EXERCISE PROMPT>
Repeat every entry word for word, but leave the images out of your copy.

RECORDS TO PROCESS>

◆ ◆ ◆ ◆ ◆ ◆ ◆

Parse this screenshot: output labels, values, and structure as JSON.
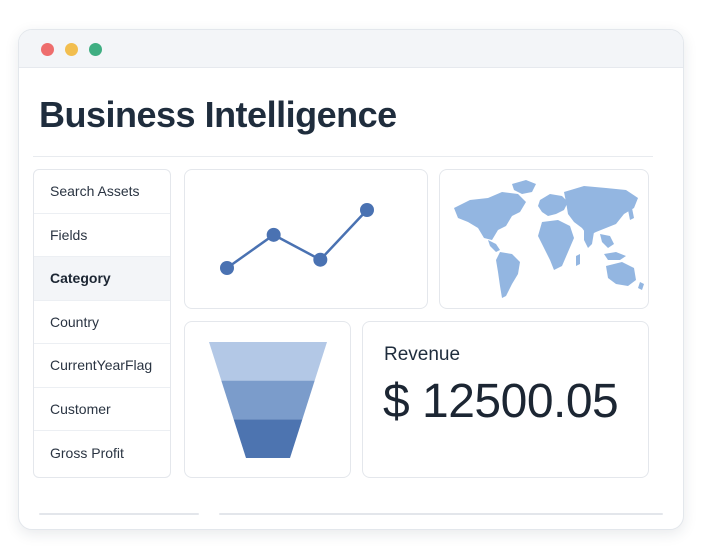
{
  "window": {
    "controls": [
      "close",
      "minimize",
      "maximize"
    ]
  },
  "header": {
    "title": "Business Intelligence"
  },
  "sidebar": {
    "items": [
      {
        "label": "Search Assets",
        "active": false
      },
      {
        "label": "Fields",
        "active": false
      },
      {
        "label": "Category",
        "active": true
      },
      {
        "label": "Country",
        "active": false
      },
      {
        "label": "CurrentYearFlag",
        "active": false
      },
      {
        "label": "Customer",
        "active": false
      },
      {
        "label": "Gross Profit",
        "active": false
      }
    ]
  },
  "widgets": {
    "line_chart": {
      "values": [
        1,
        3,
        1.5,
        4.5
      ],
      "color": "#4a72b2"
    },
    "world_map": {
      "color": "#93b6e1",
      "icon": "world-map-icon"
    },
    "funnel": {
      "stages": [
        3,
        2,
        1
      ],
      "colors": [
        "#b3c8e6",
        "#7b9ccb",
        "#4d74b0"
      ]
    },
    "revenue": {
      "label": "Revenue",
      "value": "$ 12500.05"
    }
  },
  "colors": {
    "accent": "#4a72b2",
    "text": "#1f2d3d",
    "close": "#ee6d6d",
    "minimize": "#f2be4f",
    "maximize": "#3fae82"
  }
}
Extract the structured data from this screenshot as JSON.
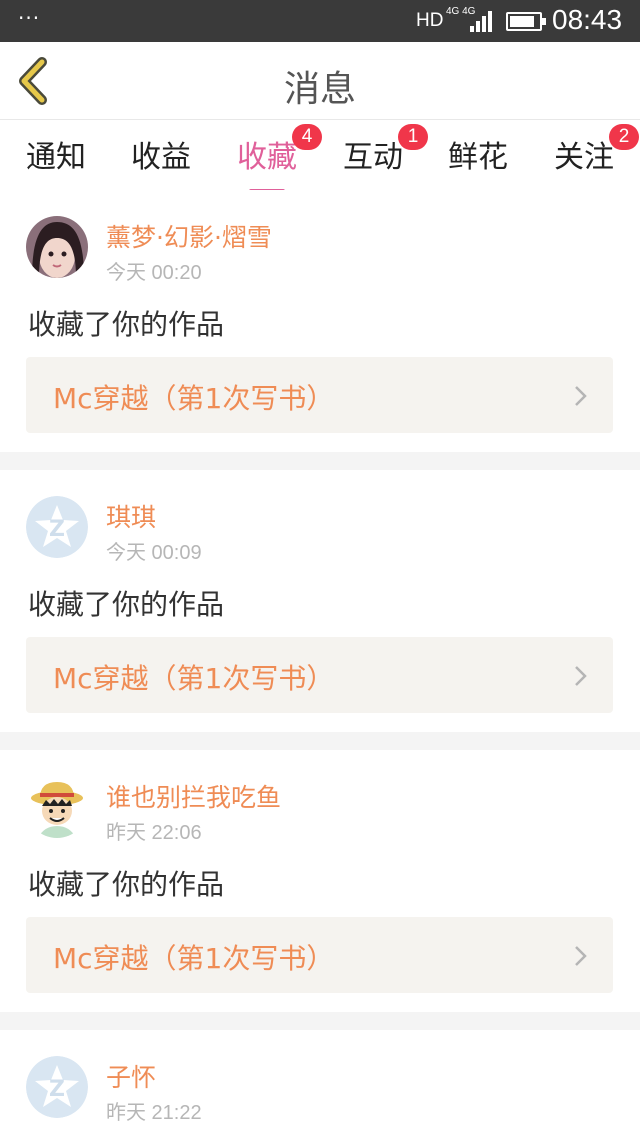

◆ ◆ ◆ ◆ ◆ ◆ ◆

FINISHED TASK>
Parse this screenshot: output labels, values, and structure as JSON.
{
  "window": {
    "controls": [
      "close",
      "minimize",
      "maximize"
    ]
  },
  "header": {
    "title": "Business Intelligence"
  },
  "sidebar": {
    "items": [
      {
        "label": "Search Assets",
        "active": false
      },
      {
        "label": "Fields",
        "active": false
      },
      {
        "label": "Category",
        "active": true
      },
      {
        "label": "Country",
        "active": false
      },
      {
        "label": "CurrentYearFlag",
        "active": false
      },
      {
        "label": "Customer",
        "active": false
      },
      {
        "label": "Gross Profit",
        "active": false
      }
    ]
  },
  "widgets": {
    "line_chart": {
      "values": [
        1,
        3,
        1.5,
        4.5
      ],
      "color": "#4a72b2"
    },
    "world_map": {
      "color": "#93b6e1",
      "icon": "world-map-icon"
    },
    "funnel": {
      "stages": [
        3,
        2,
        1
      ],
      "colors": [
        "#b3c8e6",
        "#7b9ccb",
        "#4d74b0"
      ]
    },
    "revenue": {
      "label": "Revenue",
      "value": "$ 12500.05"
    }
  },
  "colors": {
    "accent": "#4a72b2",
    "text": "#1f2d3d",
    "close": "#ee6d6d",
    "minimize": "#f2be4f",
    "maximize": "#3fae82"
  }
}
Extract the structured data from this screenshot as JSON.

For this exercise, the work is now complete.